​”We need to ensure the safety and security of the payments system and the information being shared, so taking a balanced approach is also important.
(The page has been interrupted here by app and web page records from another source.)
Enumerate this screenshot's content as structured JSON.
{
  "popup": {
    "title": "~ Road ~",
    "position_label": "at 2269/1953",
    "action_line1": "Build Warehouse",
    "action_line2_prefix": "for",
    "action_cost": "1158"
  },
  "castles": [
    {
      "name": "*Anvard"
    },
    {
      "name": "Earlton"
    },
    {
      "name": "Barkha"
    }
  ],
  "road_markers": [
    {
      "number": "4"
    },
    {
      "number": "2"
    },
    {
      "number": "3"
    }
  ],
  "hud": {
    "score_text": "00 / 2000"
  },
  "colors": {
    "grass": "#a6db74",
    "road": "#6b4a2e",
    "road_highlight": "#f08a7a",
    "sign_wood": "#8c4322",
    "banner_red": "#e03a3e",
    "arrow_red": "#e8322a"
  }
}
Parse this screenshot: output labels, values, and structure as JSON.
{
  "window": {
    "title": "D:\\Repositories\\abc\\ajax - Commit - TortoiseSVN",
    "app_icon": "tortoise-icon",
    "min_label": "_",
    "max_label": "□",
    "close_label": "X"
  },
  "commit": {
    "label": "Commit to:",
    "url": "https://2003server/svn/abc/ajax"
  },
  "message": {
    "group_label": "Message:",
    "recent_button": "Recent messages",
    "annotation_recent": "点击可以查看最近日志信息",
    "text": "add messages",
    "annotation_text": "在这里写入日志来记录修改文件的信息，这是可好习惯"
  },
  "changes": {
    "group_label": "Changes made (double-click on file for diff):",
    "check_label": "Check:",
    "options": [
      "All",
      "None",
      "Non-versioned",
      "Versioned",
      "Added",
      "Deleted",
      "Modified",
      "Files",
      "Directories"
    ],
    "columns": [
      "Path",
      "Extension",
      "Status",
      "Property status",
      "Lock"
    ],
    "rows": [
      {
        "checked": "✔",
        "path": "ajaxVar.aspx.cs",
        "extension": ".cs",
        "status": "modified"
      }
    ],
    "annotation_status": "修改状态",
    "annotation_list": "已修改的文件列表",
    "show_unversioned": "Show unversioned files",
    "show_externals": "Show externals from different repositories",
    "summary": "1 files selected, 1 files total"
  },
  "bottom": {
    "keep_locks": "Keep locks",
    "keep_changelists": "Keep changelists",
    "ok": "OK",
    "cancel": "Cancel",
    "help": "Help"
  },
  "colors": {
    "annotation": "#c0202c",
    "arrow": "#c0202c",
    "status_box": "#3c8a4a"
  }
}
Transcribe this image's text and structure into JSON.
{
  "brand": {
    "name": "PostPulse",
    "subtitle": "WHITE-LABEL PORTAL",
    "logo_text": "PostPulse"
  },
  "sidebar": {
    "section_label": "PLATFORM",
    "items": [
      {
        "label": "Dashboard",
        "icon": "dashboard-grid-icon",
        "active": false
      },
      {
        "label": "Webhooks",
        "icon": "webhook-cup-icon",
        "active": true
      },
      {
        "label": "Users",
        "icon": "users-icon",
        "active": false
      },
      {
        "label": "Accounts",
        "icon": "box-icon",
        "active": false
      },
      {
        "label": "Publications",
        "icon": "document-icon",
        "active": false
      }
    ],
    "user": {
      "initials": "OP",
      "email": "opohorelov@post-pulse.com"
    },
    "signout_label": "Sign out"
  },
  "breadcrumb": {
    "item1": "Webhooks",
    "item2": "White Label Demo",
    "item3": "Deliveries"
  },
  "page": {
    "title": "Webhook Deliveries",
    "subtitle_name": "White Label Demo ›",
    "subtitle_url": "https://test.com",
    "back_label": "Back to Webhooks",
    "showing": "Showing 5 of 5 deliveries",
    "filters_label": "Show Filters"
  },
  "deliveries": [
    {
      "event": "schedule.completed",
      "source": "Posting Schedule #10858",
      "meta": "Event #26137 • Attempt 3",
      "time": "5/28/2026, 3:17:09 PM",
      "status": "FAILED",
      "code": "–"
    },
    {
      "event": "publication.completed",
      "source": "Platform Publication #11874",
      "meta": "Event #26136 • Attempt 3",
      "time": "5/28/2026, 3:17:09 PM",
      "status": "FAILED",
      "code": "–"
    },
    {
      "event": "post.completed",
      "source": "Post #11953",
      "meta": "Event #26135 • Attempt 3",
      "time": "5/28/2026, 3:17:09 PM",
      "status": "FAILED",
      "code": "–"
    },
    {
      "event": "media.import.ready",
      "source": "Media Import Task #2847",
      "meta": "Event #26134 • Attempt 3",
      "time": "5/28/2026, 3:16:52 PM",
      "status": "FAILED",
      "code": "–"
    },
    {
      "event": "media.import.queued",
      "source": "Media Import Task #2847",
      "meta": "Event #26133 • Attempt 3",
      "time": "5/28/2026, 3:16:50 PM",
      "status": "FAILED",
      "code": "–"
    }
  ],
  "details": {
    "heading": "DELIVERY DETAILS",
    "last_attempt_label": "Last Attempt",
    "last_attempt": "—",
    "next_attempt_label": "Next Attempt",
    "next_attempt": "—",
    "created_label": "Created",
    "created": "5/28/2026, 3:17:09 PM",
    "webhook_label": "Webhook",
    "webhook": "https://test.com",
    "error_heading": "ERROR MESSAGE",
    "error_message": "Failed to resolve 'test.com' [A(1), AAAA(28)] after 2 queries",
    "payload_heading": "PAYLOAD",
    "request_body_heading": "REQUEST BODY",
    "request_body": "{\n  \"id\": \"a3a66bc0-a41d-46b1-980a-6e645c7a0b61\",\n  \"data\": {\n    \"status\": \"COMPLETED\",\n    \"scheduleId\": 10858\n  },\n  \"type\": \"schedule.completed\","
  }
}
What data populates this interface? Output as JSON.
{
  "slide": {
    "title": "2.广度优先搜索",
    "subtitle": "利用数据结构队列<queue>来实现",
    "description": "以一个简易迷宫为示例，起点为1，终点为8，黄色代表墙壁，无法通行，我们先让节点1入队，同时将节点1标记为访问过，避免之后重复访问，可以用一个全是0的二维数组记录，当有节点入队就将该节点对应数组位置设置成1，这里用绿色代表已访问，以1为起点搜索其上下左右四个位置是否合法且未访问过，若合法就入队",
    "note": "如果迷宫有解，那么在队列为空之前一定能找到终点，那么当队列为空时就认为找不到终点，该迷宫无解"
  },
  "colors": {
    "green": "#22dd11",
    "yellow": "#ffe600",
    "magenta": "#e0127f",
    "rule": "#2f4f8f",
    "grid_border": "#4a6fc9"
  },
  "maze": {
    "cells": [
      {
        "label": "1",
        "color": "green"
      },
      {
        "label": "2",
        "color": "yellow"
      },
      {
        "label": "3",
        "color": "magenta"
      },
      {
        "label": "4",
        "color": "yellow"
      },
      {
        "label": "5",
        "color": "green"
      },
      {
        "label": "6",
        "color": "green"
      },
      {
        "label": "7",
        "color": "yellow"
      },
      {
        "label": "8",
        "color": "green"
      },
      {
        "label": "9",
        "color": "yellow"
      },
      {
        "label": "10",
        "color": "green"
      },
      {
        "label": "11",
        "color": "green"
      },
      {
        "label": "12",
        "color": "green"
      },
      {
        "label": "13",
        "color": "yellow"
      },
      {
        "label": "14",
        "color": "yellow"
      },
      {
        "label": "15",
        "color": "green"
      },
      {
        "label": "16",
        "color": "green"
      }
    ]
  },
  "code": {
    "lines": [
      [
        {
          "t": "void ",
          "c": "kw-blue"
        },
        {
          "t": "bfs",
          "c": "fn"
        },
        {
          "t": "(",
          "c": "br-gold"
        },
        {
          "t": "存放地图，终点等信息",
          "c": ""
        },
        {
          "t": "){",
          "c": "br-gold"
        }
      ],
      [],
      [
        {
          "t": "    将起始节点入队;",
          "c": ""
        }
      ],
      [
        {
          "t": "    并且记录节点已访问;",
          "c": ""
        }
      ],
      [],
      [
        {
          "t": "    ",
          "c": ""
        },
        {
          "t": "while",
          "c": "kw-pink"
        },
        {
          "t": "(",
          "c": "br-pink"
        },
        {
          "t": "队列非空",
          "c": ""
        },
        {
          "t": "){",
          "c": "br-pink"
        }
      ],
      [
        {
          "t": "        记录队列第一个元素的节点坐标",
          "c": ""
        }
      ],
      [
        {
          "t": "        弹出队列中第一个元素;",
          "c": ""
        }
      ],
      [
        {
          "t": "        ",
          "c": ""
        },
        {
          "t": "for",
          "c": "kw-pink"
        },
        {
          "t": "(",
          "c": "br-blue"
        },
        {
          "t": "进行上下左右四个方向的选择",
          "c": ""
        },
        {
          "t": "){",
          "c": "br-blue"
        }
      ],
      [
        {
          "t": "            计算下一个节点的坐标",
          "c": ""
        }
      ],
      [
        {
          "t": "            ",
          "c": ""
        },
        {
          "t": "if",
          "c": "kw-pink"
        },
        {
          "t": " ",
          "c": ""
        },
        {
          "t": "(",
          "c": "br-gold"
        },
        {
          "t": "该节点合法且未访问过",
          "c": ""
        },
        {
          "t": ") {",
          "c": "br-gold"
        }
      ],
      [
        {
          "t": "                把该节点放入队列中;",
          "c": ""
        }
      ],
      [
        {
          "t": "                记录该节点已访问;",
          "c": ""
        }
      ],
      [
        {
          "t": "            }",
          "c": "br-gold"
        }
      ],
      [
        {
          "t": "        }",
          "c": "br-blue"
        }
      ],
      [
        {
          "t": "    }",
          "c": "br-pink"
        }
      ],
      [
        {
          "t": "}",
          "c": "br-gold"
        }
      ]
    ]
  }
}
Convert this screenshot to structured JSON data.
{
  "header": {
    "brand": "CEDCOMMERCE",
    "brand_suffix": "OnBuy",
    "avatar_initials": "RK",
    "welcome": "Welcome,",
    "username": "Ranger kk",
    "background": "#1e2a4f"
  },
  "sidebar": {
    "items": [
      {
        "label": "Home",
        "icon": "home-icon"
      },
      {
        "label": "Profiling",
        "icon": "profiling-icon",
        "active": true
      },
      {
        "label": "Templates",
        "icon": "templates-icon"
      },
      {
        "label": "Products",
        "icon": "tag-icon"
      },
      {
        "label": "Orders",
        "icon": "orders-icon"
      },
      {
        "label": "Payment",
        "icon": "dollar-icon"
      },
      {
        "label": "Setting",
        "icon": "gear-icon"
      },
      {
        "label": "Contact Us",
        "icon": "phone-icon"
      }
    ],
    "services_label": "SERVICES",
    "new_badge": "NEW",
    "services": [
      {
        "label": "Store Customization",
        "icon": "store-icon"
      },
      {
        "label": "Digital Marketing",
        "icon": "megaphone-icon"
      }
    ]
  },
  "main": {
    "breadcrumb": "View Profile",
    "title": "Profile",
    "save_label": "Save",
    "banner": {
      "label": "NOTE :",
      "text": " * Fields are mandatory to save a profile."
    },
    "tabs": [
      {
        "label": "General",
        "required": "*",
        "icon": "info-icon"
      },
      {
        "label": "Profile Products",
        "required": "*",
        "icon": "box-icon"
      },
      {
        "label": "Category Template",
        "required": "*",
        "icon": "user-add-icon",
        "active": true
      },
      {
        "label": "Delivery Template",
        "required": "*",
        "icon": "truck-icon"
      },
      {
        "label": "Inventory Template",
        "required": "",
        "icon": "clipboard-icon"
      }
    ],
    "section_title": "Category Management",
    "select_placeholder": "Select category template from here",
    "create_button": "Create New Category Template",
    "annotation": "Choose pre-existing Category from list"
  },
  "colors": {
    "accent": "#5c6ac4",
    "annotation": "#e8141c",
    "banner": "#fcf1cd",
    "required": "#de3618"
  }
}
As such, this pilot will test the viability of these APIs, and assess their suitability for our market.”

Part of the API pilot involved establishing who would be liable if security was breached, and money was lost; banks, customers or tech companies providing the open banking apps.

The aim was to complete the pilot by the end of the year, which isn’t fast enough for some eyeing the opportunities open banking brings.

Ben Lynch hopes to launch beta-testing of open banking app Jude next month.

Jude will let users connect all their bank accounts to its platform, so for the first time it will be possible for people to seamlessly operate accounts and services from different banks through a single portal.

Effectively, people will be able to build their own bank from the best accounts and services, potentially ending the era of people having all their business with a single bank.

People who can’t be bothered to type will be able to do their banking using voice commands.

“It’s inevitable that these APIs will come, but what I don’t think you can do is wait until they do come to start building the products,” Lynch said.

Not only would that give the banks too much power to dictate the timetable of open banking development, but it would also give them, and the giant four GAFA companies- Google, Amazon, Facebook and Apple- to get a jump on everybody else.

The shareholders of Payments NZ are ANZ, ASB, BNZ, Citibank, HSBC, Kiwibank, TSB Bank and Westpac, but the organisation also has “members” with interests in the payments system including Countdown, Mastercard, Visa, Foodstuffs, Retail NZ and Poli.

The APIs being tested in the pilot are “Account Information” and “Payment Initiation”, which will allow people to use open banking apps to securely access their account details and payments.

They are based on UK APIs. Britain has been taking a lead on open banking, driven by a desire to give the public cheaper and more transparent banking following a number of British banking scandals.

The pilot was the first practical step towards developing an API ecosystem, said Wiggins.

The shareholders of Payments NZ are ANZ, ASB, BNZ, Citibank, HSBC, Kiwibank, TSB Bank and Westpac, but the organisation also has “members” with interests in the payments system including Countdown, Mastercard, Visa, Foodstuffs, Retail NZ and Poli.

 – Stuff